### Assigned task
For each line below that includes the word "Tools", make a copy.

:: Records shown

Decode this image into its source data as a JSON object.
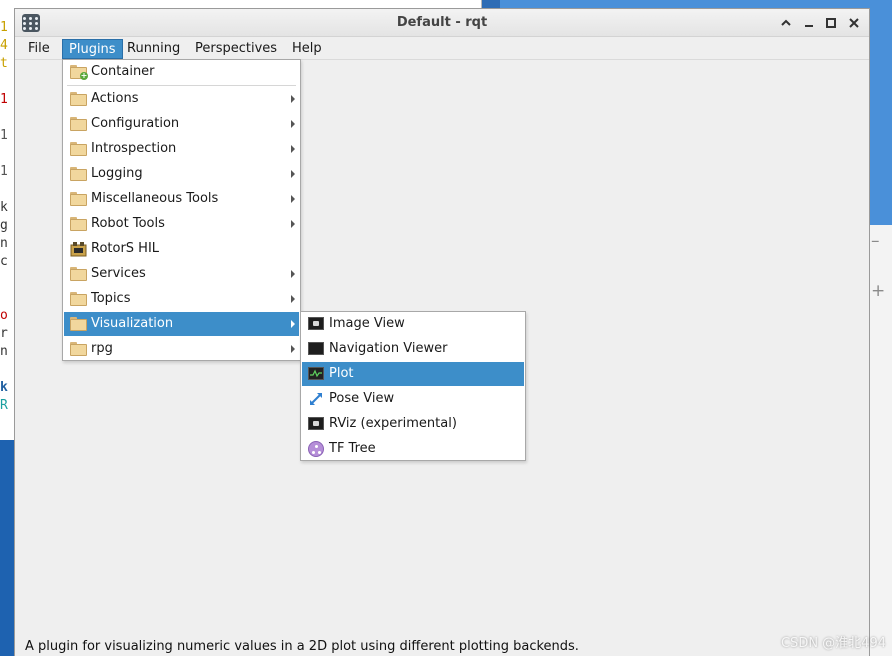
{
  "window": {
    "title": "Default - rqt"
  },
  "menubar": {
    "items": [
      {
        "label": "File"
      },
      {
        "label": "Plugins"
      },
      {
        "label": "Running"
      },
      {
        "label": "Perspectives"
      },
      {
        "label": "Help"
      }
    ]
  },
  "plugins_menu": {
    "items": [
      {
        "label": "Container",
        "icon": "folder-add-icon",
        "submenu": false
      },
      {
        "label": "Actions",
        "icon": "folder-icon",
        "submenu": true
      },
      {
        "label": "Configuration",
        "icon": "folder-icon",
        "submenu": true
      },
      {
        "label": "Introspection",
        "icon": "folder-icon",
        "submenu": true
      },
      {
        "label": "Logging",
        "icon": "folder-icon",
        "submenu": true
      },
      {
        "label": "Miscellaneous Tools",
        "icon": "folder-icon",
        "submenu": true
      },
      {
        "label": "Robot Tools",
        "icon": "folder-icon",
        "submenu": true
      },
      {
        "label": "RotorS HIL",
        "icon": "plugin-icon",
        "submenu": false
      },
      {
        "label": "Services",
        "icon": "folder-icon",
        "submenu": true
      },
      {
        "label": "Topics",
        "icon": "folder-icon",
        "submenu": true
      },
      {
        "label": "Visualization",
        "icon": "folder-icon",
        "submenu": true,
        "highlighted": true
      },
      {
        "label": "rpg",
        "icon": "folder-icon",
        "submenu": true
      }
    ]
  },
  "visualization_menu": {
    "items": [
      {
        "label": "Image View",
        "icon": "image-view-icon"
      },
      {
        "label": "Navigation Viewer",
        "icon": "monitor-icon"
      },
      {
        "label": "Plot",
        "icon": "plot-icon",
        "highlighted": true
      },
      {
        "label": "Pose View",
        "icon": "pose-arrows-icon"
      },
      {
        "label": "RViz (experimental)",
        "icon": "rviz-icon"
      },
      {
        "label": "TF Tree",
        "icon": "tf-tree-icon"
      }
    ]
  },
  "status_bar": {
    "text": "A plugin for visualizing numeric values in a 2D plot using different plotting backends."
  },
  "watermark": "CSDN @淮北494",
  "colors": {
    "highlight": "#3d8ec9",
    "window_bg": "#efefef"
  }
}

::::

### Reply
        "label": "Miscellaneous Tools",
        "label": "Robot Tools",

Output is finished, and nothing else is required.